◆ TASK BRIEF
Scan the records for the word "PageRequest". Report each line where it occurs.

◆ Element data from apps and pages
^^^^^^^^

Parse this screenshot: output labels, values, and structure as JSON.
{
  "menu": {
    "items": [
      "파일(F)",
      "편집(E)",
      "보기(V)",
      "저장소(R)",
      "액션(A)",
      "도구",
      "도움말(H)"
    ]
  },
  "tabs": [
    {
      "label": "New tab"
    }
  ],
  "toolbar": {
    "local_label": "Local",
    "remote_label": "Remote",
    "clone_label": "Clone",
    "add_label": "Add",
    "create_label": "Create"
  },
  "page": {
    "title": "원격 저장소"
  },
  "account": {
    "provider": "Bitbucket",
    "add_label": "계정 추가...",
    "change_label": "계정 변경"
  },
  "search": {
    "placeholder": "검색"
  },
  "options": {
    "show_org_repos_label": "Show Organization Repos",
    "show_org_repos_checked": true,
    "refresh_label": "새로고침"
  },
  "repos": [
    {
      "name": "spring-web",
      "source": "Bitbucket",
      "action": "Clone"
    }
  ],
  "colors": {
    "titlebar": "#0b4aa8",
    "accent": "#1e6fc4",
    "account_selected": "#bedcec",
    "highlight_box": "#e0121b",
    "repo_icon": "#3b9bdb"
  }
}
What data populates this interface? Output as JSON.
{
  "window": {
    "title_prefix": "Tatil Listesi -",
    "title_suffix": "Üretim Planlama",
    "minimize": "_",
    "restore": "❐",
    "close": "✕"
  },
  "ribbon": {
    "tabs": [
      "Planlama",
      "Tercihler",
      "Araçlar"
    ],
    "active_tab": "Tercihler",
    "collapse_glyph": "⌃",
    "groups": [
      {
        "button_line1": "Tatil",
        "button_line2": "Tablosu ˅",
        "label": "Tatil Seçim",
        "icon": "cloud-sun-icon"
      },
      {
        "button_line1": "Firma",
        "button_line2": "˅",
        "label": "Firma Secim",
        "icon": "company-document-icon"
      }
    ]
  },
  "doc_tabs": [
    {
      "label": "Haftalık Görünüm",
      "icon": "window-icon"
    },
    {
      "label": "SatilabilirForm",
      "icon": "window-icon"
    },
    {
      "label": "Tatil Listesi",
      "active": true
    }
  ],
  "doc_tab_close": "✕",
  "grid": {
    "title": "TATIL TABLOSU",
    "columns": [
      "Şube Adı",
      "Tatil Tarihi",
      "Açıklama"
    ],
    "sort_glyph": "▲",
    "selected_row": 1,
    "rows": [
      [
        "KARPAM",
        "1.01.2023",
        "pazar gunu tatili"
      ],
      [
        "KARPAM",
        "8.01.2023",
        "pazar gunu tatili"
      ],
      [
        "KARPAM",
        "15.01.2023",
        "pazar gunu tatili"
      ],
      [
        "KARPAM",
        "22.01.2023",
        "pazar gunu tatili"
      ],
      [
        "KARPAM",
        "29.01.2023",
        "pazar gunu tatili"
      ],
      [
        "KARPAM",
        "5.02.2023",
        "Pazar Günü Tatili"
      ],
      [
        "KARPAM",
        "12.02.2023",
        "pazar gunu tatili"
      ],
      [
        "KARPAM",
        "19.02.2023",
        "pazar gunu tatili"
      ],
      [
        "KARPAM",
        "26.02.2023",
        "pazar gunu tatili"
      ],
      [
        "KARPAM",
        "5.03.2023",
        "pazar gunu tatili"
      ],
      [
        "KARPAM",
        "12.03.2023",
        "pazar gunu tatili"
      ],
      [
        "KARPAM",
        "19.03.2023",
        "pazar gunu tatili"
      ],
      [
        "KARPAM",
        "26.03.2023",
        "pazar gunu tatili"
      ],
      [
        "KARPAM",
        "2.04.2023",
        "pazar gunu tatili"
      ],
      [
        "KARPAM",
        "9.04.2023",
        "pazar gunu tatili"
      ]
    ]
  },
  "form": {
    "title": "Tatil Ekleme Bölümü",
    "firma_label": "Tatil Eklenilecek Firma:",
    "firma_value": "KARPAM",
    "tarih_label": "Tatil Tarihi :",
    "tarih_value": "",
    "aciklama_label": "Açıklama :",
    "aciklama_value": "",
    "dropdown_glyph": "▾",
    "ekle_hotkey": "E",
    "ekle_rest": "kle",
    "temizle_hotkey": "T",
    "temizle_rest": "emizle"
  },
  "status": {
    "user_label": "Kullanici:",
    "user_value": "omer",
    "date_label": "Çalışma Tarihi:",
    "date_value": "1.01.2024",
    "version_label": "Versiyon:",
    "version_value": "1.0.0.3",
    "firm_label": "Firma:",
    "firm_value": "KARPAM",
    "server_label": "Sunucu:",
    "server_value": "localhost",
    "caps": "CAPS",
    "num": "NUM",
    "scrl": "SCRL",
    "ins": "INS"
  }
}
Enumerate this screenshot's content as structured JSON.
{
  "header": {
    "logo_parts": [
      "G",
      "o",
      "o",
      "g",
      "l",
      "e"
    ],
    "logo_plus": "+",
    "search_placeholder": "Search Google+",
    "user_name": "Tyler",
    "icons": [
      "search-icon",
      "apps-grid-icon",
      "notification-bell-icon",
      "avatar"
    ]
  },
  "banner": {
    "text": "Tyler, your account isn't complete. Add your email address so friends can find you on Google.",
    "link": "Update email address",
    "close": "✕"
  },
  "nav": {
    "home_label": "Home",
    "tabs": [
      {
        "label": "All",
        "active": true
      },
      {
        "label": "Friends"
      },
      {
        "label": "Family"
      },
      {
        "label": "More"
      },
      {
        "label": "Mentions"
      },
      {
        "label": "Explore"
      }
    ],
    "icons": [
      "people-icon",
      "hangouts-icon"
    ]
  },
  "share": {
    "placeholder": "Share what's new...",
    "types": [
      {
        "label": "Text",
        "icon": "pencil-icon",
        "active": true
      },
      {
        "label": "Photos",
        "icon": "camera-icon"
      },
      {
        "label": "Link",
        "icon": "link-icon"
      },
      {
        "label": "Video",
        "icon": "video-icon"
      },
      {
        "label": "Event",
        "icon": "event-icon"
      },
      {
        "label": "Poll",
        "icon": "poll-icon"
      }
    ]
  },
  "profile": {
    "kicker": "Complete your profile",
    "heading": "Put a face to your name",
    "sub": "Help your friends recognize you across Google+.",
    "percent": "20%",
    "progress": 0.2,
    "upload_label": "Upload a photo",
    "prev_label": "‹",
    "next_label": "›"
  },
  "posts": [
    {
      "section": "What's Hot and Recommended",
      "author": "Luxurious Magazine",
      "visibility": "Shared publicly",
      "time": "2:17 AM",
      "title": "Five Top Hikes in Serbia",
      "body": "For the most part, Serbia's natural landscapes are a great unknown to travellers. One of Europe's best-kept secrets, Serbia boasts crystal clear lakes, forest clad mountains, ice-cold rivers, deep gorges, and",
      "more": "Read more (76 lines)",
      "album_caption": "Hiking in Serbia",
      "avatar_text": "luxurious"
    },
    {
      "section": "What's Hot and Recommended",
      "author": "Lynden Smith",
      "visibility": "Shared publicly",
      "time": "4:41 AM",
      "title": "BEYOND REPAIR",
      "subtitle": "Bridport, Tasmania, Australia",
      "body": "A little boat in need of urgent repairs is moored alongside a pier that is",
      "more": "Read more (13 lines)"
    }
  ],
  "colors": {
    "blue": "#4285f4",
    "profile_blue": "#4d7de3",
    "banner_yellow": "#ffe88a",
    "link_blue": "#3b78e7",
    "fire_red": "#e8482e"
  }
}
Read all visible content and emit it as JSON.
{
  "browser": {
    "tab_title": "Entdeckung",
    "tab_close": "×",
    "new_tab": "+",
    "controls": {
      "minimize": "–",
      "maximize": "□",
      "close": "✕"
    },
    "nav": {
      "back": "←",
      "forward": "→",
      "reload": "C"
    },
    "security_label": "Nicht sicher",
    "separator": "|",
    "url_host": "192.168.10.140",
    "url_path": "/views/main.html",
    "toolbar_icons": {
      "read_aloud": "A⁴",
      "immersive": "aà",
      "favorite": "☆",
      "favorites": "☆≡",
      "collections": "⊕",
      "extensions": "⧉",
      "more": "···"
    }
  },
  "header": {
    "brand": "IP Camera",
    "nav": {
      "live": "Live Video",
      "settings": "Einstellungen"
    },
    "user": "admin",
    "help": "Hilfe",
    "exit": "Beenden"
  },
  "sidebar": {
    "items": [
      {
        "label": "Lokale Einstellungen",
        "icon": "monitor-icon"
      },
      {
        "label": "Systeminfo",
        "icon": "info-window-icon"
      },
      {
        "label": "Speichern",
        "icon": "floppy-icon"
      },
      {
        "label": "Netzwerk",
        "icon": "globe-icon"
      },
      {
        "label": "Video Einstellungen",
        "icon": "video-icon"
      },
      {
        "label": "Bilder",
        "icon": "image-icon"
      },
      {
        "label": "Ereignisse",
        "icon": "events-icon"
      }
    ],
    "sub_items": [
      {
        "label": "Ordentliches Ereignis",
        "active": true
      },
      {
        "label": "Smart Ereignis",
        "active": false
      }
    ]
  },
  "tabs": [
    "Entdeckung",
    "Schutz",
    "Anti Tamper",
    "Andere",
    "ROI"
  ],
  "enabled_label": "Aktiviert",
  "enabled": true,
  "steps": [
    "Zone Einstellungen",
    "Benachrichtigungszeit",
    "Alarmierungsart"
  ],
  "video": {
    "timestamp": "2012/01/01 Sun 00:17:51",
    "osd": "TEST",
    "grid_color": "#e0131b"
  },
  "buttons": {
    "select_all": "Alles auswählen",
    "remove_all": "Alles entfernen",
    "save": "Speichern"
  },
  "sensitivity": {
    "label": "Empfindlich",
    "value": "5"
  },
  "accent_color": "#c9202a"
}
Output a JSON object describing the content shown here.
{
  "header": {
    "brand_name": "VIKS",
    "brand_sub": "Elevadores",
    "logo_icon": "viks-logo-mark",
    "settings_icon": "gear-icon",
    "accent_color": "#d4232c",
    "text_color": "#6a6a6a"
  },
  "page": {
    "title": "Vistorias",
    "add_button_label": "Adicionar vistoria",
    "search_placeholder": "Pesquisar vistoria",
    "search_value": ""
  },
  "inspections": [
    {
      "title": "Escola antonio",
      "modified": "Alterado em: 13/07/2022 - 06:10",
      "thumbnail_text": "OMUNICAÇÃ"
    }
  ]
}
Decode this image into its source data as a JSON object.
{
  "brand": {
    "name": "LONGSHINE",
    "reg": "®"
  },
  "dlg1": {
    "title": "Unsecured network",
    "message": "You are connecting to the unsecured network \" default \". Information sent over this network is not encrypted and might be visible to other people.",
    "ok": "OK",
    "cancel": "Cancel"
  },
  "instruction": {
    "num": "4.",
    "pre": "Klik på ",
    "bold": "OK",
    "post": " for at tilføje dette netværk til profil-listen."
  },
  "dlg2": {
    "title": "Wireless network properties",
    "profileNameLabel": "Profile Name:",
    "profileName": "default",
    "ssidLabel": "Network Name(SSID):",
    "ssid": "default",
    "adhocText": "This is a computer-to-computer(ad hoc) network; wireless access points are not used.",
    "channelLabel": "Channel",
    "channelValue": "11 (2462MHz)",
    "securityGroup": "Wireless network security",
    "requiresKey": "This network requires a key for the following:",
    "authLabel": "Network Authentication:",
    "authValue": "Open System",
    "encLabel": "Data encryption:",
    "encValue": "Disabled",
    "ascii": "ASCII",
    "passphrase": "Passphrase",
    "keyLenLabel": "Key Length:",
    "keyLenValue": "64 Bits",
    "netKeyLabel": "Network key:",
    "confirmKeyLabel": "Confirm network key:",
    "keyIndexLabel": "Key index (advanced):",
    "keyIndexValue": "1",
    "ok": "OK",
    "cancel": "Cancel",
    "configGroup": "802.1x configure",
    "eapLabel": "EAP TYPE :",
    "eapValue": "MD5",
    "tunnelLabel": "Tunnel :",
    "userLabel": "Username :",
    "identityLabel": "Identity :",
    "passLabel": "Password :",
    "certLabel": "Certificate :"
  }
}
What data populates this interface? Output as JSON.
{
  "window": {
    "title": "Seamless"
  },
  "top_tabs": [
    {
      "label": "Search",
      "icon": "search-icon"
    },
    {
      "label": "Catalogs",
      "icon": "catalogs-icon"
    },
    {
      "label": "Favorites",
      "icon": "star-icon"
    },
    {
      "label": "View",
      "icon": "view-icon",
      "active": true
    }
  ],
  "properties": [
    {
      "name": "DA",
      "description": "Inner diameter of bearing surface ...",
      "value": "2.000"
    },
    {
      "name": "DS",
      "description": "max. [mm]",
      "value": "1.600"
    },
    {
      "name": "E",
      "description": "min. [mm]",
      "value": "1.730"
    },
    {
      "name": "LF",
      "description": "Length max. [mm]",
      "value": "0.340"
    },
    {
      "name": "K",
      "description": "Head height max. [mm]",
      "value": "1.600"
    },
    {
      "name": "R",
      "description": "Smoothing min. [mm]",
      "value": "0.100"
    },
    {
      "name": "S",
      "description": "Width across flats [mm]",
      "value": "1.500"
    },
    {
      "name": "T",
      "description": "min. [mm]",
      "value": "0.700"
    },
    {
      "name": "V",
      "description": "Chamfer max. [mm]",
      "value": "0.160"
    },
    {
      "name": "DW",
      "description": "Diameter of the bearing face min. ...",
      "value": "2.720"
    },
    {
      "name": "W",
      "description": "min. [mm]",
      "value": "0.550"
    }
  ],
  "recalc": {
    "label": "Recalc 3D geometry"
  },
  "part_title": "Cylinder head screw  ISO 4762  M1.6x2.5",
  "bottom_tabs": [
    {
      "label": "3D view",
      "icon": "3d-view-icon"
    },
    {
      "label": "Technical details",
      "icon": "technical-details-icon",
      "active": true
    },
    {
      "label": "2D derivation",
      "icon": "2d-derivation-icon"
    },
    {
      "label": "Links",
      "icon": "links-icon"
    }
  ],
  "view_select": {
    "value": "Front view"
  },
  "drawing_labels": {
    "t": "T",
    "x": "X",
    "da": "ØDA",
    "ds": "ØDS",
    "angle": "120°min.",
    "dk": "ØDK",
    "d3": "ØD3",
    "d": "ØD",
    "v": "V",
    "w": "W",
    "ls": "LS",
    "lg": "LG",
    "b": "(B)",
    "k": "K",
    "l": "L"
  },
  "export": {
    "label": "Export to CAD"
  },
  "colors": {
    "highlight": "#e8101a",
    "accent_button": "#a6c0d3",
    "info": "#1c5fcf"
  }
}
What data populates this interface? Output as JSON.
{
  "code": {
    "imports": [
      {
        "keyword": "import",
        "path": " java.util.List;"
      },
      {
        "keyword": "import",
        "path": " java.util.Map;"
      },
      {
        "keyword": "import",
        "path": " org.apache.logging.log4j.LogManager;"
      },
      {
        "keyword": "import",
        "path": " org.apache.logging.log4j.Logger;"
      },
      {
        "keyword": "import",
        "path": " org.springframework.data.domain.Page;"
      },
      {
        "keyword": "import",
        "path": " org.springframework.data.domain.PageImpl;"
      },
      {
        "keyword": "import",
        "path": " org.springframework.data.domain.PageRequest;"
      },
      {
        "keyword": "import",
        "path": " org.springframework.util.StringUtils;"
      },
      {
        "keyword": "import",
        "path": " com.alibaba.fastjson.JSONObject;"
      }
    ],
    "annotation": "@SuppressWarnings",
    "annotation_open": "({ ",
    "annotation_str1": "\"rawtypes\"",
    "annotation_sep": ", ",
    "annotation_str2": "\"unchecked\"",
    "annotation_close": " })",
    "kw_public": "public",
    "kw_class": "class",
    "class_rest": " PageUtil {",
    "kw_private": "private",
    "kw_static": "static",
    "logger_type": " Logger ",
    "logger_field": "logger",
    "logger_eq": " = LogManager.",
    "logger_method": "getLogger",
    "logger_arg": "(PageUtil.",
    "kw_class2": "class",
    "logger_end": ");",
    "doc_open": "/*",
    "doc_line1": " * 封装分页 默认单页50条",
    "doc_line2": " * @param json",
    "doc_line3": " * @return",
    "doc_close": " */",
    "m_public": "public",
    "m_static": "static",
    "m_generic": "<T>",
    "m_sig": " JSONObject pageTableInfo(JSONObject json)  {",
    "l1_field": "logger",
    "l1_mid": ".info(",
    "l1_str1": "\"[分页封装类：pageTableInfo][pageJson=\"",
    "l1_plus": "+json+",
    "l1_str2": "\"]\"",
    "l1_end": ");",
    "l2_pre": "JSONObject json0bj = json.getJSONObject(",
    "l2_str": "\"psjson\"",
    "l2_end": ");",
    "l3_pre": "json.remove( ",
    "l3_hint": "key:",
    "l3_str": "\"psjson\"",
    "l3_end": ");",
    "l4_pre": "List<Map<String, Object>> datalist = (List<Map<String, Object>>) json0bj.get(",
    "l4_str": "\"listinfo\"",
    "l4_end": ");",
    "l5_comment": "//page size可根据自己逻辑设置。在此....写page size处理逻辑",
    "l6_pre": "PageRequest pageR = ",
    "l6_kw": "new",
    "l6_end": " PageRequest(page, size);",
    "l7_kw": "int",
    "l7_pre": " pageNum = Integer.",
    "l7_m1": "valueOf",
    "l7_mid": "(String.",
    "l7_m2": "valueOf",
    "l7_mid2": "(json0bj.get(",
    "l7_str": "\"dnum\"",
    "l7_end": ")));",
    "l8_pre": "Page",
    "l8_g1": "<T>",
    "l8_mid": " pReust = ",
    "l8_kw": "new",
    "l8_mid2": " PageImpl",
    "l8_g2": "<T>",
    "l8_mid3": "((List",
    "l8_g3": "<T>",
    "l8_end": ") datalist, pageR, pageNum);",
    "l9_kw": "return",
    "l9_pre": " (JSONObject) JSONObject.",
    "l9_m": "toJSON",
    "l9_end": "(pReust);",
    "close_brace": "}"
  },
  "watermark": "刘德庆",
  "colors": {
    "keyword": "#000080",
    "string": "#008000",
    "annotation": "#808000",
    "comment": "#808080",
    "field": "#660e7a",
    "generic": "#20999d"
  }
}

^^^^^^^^

◆ RESULT
        "path": " org.springframework.data.domain.PageRequest;"
    "l6_pre": "PageRequest pageR = ",
    "l6_end": " PageRequest(page, size);",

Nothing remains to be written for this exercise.